The exhibition presents the fascinating world of inanimate nature as documented by the museum´s unique collections. It allows visitors to take a look not only at the diverse world of regional geology and the geological development of the Třebíč region but also, thanks to a multimedia presentation, at ever-astonishing systems of mineralogy, petrography and mineral resources. Next to a collection of Moravian moldavites, unique in Europe, there are also indispensable pegmatites, minerals of “tropical waste” and minerals of quartz veins.
This exhibition combines the requirements on space as an approach to the preservation of a historical building as well as that of a museum approach. It offers visitors an opportunity to discover the unique interior of a former Benedictine monastery with a history dating back to the 12th century. The space containing valuable architectural details also houses the well-preserved tombstones of the Osovský family from the second half of the 16th century. The exhibition offers a comprehensive view of the history of the Benedictine and the Capuchin orders as well as the architectural heritage of Třebíč, part of which is a UNESCO heritage site. The last part of the exhibition shows the dramatic destiny of the church as well as particular priests in the 1950s, such as the events in Číhošť and Babice. Modern technologies are also used on this tour to present the themes.
This is the first exhibition at Třebíč castle dedicated to the Waldstein family in Třebíč since 1945. The castle exhibition with a particular emphasis on the turn of the 19th and 20th centuries remembers the Waldstein-Wartenberg family, resident here from the 17th century to the end of World War II. Visitors are invited to walk around noble interiors including a children´s room or a rich library. The exhibition also offers an exceptional collection of pipes. In addition to unique archive materials, visitors can also listen to the reminiscences of Countess Anne Marie Waldstein-Wartenberg.
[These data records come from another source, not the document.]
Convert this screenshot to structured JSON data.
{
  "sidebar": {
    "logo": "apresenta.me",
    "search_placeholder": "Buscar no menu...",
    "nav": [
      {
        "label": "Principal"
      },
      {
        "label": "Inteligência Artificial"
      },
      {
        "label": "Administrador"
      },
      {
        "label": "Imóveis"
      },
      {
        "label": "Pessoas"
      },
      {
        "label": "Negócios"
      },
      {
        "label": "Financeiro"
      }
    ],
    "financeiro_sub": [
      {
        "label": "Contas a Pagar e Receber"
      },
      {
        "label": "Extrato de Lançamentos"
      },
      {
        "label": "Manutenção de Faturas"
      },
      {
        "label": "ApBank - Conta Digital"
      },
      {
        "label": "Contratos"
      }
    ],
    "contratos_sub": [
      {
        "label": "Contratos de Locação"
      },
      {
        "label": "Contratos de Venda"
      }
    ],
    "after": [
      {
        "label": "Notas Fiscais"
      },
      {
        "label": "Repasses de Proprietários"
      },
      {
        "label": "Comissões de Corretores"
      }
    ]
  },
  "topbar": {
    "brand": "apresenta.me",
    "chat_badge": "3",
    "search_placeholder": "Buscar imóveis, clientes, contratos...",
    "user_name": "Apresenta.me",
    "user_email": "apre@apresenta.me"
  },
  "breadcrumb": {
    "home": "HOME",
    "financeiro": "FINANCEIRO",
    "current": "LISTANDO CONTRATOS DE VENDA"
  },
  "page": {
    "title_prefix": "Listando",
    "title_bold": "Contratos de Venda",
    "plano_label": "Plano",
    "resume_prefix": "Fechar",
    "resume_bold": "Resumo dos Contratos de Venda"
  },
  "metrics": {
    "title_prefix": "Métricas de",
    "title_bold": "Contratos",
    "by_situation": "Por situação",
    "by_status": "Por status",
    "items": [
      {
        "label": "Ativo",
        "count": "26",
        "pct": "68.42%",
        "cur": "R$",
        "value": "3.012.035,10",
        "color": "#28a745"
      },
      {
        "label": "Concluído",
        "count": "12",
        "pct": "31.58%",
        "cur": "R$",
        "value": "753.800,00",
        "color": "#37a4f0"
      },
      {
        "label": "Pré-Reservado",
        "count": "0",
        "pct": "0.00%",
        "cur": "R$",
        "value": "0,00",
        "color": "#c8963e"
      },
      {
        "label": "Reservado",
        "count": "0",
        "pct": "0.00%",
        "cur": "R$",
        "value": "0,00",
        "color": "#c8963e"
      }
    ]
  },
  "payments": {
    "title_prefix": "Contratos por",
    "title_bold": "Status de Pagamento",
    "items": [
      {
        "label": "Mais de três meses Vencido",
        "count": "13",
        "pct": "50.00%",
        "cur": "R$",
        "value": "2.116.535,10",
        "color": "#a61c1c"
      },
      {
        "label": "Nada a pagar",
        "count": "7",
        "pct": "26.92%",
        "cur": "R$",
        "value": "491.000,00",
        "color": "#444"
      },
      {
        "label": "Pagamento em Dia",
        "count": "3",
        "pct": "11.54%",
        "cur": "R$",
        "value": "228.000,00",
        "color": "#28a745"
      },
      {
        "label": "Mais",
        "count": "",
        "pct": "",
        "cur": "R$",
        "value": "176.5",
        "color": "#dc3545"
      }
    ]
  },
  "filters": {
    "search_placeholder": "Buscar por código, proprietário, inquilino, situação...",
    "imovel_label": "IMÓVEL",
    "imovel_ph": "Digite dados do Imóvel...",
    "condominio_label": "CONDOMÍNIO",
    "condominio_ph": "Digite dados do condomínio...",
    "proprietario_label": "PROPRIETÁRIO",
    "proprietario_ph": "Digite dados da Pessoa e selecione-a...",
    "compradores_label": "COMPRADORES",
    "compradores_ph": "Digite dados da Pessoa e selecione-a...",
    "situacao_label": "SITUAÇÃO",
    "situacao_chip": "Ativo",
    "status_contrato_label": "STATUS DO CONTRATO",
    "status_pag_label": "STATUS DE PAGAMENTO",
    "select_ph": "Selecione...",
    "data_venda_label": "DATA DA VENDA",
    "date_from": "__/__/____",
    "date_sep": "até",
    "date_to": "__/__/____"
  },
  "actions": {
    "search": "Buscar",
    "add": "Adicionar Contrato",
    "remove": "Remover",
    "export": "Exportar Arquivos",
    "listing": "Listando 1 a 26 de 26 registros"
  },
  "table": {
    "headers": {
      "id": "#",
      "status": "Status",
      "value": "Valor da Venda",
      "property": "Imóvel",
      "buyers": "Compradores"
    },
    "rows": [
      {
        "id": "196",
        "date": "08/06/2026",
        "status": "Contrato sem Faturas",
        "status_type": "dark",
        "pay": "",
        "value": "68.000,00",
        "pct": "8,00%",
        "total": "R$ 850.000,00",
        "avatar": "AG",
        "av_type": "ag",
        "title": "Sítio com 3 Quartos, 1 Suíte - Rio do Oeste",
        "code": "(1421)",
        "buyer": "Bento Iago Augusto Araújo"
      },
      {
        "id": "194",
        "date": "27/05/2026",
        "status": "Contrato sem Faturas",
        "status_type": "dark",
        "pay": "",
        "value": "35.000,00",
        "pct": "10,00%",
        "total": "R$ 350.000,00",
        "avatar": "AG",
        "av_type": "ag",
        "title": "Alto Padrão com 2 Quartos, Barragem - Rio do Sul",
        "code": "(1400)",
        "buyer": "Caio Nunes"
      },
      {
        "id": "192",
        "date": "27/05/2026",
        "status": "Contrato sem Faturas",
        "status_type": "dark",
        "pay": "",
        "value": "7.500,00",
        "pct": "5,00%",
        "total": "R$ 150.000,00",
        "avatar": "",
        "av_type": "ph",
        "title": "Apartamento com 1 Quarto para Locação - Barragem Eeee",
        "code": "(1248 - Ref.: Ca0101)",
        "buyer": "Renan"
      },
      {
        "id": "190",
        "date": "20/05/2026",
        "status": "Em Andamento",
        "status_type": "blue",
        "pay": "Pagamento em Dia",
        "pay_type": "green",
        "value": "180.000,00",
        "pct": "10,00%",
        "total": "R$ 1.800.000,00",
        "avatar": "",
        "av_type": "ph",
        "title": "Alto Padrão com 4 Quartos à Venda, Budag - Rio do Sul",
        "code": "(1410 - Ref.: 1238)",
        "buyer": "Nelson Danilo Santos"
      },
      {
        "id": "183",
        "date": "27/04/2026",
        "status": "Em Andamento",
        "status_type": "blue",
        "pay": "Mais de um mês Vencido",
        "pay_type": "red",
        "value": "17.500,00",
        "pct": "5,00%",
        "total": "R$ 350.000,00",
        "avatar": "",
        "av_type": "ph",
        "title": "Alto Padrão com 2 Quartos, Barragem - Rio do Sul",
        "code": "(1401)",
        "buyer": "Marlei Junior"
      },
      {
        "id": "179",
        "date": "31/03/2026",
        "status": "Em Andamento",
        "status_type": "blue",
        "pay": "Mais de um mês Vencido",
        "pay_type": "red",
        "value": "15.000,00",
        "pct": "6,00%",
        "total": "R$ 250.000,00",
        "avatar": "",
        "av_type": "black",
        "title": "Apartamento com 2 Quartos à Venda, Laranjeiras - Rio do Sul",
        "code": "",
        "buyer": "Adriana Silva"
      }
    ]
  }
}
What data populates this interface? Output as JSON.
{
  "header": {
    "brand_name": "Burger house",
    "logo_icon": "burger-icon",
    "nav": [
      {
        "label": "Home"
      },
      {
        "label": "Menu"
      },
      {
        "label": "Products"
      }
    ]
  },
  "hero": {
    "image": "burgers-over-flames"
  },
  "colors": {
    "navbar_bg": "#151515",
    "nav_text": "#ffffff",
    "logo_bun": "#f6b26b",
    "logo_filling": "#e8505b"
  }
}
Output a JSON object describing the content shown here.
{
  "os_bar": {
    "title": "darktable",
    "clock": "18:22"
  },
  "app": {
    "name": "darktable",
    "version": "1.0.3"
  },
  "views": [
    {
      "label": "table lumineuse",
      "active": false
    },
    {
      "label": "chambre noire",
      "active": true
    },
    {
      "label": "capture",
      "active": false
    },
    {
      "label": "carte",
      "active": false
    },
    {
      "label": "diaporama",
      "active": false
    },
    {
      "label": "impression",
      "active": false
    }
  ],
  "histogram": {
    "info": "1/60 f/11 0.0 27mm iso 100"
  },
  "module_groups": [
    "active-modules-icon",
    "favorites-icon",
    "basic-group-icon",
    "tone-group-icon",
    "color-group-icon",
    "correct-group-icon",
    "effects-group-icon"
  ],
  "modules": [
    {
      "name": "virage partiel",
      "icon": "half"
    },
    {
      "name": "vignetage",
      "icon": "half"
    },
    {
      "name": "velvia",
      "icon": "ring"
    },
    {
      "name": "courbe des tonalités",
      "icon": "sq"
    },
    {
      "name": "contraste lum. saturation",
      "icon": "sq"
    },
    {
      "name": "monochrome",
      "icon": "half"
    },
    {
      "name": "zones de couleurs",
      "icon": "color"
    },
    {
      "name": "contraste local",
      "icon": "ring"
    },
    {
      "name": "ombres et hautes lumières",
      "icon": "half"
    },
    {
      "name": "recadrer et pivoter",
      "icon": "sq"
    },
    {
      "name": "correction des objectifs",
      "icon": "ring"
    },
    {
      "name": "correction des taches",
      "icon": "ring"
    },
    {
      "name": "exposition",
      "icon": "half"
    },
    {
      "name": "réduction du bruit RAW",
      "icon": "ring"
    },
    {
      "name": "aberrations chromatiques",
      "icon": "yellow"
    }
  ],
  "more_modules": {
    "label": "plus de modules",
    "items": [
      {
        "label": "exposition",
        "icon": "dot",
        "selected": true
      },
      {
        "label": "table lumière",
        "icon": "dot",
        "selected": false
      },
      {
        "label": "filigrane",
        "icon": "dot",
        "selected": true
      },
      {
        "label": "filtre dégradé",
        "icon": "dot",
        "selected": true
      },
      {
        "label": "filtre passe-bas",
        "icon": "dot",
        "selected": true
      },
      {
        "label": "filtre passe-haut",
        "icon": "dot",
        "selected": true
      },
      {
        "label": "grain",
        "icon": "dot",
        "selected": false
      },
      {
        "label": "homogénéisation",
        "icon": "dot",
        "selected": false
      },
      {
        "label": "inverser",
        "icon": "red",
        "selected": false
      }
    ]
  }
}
The exhibition sheds new light on stories of people and places in the Vysočina region across the centuries. The theme “People Worshipping” focuses on the relationship between people and their faiths and beliefs. Particular attention is given to Judaism and the folk tradition of nativity scene making. The theme “People Creating” informs visitors of the fine art in the museum collections. Multimedia technologies are used to present the architectural development of the town of Třebíč. The destinies of poets Vítězslav Nezval and Jan Zahradníček are also described here. The theme “People Discovering” exhibits oriental collections, including artefacts donated by General Jan Syrový, a native of Třebíč. A look at the natural history of the Třebíč region is also offered: it includes unique places such as the Mohelno Serpentine Steppe. The theme “People Fighting” depicts a number of dramatic chapters in the history of Třebíč linked to periods of war in Czech history. There is a particular focus on 1468 when the town was conquered by Matthias Corvinus. The exhibition concludes with the theme “People Working” describing an important tradition of crafts and guilds, the birth of factory production and a view of the countryside in transition. This exhibition presenting a number of unique exhibits to visitors is enriched by a number of attractive interactive features.